RM: That was such a fun set. Everybody was so cool. Everyone got along so well. I was still a little bit of a young buck. Everyone else was in their mid-20s and I was 19 or 20, so it was a trip for me.
CL: It must have been surreal.
RM: It was. Busta Rhymes was awesome, and Tyra Banks was just gorgeous, I was like ‘ahhh’ (laughing). And the (Halloween) fans are amazing.
CL: Very cool. Switching gears, I really enjoyed portal. It snuck up on me on how much I enjoyed it. I got a sense while watching it that you all were having a lot of fun. What was the set like?
RM: That was the best part of this. The cast and the crew were all great. We shot it for a pretty low budget, and it was an all-night shoot, so we were waking up at five in the afternoon and coming home at seven in the morning. That really messes with your psyche and your attitude, so it was great that everybody was so cool.
The thing I liked about it was that it didn’t take itself too seriously. We had fun with it. That’s one of the reasons I love the character so much. I watch all those ghost hunter shows anyways.
(Laughing) You see them and they’re always like, ‘Oh my God! What was that? Did you hear that? Oh, I think I saw something?’ I loved that my character on camera was like, you know, William Shatner. ‘How’s my hair? Was that good? Let me run that back!’ And off camera, he’s a little bit of a goofball.
CL: (Laughing) Was William Shatner your inspiration?
RM: It was a little Shatner-y for sure. It was all about getting the shot right and the lighting. It was a lot of fun to play that because it was like playing a character within a character.
CL: How long did Portal take to film?
RM: I think we shot that in three weeks, three and a half weeks. So much of the story takes place at night. Trying to trim the budget, rather than blacking out stuff and the lighting, we all decided to film at night. It definitely helps the actors but, like I said, going to bed at six in the morning is so weird.
CL: No doubt. If I see six in the morning as a bedtime, I made some hangover decisions that night.
RM: Yeah, it’s usually self-inflicted if it’s that late.
CL: It was certainly worth it, from a viewer’s perspective.
RM: Portal is just a great movie for those who like the horror genre. It’s fun but it also has some intense moments. I enjoyed it. It’s a great sit-down popcorn, crack-a-beer movie.
CL: It really is. What else do you have on your plate?
RM: I have two films coming out this year. One’s called Sunny Daze. A good friend of mine wrote and directed it, Jason Wiles. It’s kind of a Sundance, heartstring puller but intense movie as well, talking about abuse.
And then I got another film called Robot Riot. Which is a futuristic, kind of action-horror movie, which was really cool. I got to shoot that in Oklahoma, where I’m from.
CL: Very cool. And you said Sunny Daze covers abuse?
RM: Drug abuse. It’s a movie about how some of these stars, these musicians and actors, how they go through these highs and lows.
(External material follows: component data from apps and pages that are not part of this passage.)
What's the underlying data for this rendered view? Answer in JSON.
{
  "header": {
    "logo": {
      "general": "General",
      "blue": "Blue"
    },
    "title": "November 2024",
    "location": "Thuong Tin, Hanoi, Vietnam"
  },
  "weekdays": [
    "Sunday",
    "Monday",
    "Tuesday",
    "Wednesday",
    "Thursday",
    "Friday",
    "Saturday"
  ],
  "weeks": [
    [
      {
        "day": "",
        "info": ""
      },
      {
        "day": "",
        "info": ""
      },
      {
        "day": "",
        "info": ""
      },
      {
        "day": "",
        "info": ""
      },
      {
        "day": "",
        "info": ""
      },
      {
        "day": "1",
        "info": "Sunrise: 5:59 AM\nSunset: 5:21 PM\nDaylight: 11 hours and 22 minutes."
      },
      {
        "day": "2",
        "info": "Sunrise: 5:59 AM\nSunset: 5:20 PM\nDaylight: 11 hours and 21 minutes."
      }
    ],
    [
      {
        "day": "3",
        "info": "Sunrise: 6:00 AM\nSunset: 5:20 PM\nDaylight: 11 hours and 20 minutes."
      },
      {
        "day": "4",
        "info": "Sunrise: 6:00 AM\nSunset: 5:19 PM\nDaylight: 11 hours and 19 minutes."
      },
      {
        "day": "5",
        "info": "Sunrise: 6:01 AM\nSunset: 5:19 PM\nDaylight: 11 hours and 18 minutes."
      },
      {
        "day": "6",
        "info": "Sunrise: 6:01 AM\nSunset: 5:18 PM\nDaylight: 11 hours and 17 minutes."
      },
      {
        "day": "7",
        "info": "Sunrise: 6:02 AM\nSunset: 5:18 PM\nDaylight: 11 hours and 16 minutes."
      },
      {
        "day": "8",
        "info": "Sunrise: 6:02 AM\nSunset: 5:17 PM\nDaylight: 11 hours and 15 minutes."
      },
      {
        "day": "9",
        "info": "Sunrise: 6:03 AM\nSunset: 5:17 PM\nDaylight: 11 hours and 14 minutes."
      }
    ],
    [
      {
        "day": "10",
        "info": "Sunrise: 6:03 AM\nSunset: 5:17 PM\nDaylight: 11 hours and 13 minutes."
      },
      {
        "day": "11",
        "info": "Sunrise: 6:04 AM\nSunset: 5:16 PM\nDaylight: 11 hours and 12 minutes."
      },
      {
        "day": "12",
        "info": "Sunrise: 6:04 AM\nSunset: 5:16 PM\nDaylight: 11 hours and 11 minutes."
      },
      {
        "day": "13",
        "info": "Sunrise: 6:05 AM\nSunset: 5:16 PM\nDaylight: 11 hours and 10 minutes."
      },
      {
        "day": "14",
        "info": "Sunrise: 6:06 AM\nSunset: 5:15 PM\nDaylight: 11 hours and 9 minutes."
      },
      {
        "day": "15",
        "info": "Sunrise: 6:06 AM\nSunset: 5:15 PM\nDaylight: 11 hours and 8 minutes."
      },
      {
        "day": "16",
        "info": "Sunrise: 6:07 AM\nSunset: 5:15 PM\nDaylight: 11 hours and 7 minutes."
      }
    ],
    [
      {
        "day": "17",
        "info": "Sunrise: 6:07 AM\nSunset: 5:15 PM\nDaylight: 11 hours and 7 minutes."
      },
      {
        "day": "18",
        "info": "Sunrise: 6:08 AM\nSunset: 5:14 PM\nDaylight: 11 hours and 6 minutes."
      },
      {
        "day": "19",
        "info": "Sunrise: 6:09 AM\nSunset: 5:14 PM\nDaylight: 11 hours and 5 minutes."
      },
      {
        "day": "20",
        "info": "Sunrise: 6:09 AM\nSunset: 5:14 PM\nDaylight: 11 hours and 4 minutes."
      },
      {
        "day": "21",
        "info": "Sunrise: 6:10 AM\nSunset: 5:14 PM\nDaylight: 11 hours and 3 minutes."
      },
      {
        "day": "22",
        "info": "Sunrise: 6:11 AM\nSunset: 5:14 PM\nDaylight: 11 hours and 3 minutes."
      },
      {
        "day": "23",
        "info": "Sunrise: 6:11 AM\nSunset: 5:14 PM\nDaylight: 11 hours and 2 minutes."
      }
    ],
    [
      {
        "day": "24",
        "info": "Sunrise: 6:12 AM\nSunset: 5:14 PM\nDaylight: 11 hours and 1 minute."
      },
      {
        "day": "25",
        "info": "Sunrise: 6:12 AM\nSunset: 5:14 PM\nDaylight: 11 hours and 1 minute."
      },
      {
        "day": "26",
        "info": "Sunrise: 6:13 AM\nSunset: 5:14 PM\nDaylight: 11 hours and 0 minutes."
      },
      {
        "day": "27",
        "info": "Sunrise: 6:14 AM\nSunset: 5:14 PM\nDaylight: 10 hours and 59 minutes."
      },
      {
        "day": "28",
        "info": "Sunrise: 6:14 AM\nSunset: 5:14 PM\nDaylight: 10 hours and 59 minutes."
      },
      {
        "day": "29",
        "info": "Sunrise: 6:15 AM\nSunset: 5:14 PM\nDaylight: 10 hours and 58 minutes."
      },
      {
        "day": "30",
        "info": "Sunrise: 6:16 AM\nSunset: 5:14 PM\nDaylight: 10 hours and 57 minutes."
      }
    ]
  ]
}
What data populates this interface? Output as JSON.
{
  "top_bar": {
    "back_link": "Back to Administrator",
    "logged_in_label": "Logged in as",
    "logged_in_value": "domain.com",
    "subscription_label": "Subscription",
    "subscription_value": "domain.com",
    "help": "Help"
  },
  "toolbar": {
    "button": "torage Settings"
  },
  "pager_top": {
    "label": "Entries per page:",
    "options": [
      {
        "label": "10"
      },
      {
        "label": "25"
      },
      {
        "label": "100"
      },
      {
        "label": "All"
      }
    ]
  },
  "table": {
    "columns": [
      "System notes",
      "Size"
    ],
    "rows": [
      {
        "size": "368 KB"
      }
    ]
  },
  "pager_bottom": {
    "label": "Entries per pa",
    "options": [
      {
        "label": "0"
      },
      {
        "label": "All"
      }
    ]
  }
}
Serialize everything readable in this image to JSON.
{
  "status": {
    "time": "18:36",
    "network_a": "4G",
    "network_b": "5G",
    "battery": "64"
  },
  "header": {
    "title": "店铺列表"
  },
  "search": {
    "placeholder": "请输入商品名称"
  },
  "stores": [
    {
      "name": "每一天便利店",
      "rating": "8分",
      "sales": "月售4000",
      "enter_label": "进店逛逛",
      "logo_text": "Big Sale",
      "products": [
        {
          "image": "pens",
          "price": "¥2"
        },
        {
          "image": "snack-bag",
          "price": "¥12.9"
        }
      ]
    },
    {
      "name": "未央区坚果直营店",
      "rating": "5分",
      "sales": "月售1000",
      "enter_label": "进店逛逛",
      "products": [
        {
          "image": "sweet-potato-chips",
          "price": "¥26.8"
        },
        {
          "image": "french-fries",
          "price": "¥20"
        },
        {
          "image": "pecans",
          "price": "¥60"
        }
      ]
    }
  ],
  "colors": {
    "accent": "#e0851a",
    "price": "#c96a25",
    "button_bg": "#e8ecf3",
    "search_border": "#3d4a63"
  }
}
It’s a movie on how you have to face the reality of life and you can always change your life around. It’s a good life movie, is what I would call it.
CL: I love uplifting, the power that’s within us movies.
RM: Exactly! That’s exactly what it is.
CL: Well, I really appreciate your time. I’m a huge mark for Halloween: Resurrection, and you have a hit with Portal. Keep up the good work.
RM: I appreciate it. It was a pleasure talking with you. Take care.